“In today’s world that is no longer the case. Kids are bullied even in the sanctuary of their own homes. We live in extremely anxious times. Social media is exposing children to a barrage of information.
“Our 24-hour-a-day lives and being constantly switched on gives rise to anxiety.”
Julia found help for her own struggles with three months of talking therapy. She said: “My doctor said to me, ‘You might be depressed. Go and see somebody.’
“I felt I could talk to someone who was disconnected from my life, who could give non-judgmental and unbiased advice.”
Julia is one of several celebrities opening up about their difficulties to smash the stigma around mental ill-health.

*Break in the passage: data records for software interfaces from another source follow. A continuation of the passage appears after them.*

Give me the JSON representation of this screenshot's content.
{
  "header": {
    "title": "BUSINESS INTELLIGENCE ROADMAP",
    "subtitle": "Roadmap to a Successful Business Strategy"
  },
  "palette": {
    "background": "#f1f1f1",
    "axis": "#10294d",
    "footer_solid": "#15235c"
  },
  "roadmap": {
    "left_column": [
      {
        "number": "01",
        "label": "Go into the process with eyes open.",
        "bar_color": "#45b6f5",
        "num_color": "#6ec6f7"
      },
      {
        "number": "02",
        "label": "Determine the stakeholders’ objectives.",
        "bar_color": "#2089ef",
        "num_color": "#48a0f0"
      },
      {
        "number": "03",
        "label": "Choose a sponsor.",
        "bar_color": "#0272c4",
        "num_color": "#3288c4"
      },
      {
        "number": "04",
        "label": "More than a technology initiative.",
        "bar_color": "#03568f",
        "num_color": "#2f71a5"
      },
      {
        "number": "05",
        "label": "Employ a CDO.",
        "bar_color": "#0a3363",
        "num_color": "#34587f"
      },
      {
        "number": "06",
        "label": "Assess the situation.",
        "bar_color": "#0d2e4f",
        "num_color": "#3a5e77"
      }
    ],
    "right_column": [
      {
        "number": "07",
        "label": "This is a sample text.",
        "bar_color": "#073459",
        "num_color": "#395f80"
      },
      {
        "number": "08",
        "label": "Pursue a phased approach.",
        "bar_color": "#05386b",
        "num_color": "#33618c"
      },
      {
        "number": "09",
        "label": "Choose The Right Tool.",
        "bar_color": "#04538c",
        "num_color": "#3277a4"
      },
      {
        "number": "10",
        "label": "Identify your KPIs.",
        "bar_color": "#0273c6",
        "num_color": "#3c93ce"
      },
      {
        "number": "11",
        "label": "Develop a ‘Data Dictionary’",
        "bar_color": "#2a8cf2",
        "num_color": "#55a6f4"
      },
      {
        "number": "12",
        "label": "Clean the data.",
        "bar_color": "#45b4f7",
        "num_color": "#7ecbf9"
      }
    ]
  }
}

Experts say the pandemic’s effect on mental health will be felt for a long time to come, prompting calls during this Mental Health Awareness Week for the Government to focus on the issue in its recovery plans.
Julia said: “Outdoors has been my best therapist. I can absolutely guarantee getting outside helps.”
Comment by Ellie Orton
As it was for many others, the kettle took on a central role in my life during the lockdowns.
Regular tea breaks helped me through all the challenges of the past year and I know I’m not the only one.
That’s the same for the NHS. When you think about the equipment hospitals need to be stocked with, it is unlikely a kettle would feature prominently. But it is an essential part of the first-aid kit for staff and volunteers.
NHS staff need regular tea breaks to manage stress
When the pandemic first hit and staff were working round the clock to help desperately ill patients and tackle a virus they knew little about, the chance to take some respite – a couple of moments’ peace or snatch a chat with a colleague over a cuppa – was massively important.
It is why a lot of the initial funds so generously donated by the public were used by NHS charities to provide short-term practical and emotional support, just to help get them through each shift and be ready for the next one.
Thankfully that urgent requirement has passed, but the need to support staff, volunteers and patients continues as the challenges they face change.
They need ongoing support to make sure their mental health isn’t another casualty – and there are many thousands of people who need help to deal with the impact of long Covid.
Getting together over a cuppa is part of our DNA. After so many months of isolation the NHS Big Tea is a chance for everyone to join up – friends, family, neighbours, communities – to thank staff, carers, other key workers and each other for everything they have done over the past year.
All while having a great time and raising vital funds to support staff, volunteers and patients in extra ways that can make such a difference for them.
• Ellie Orton is the NHS Charities Together chief executive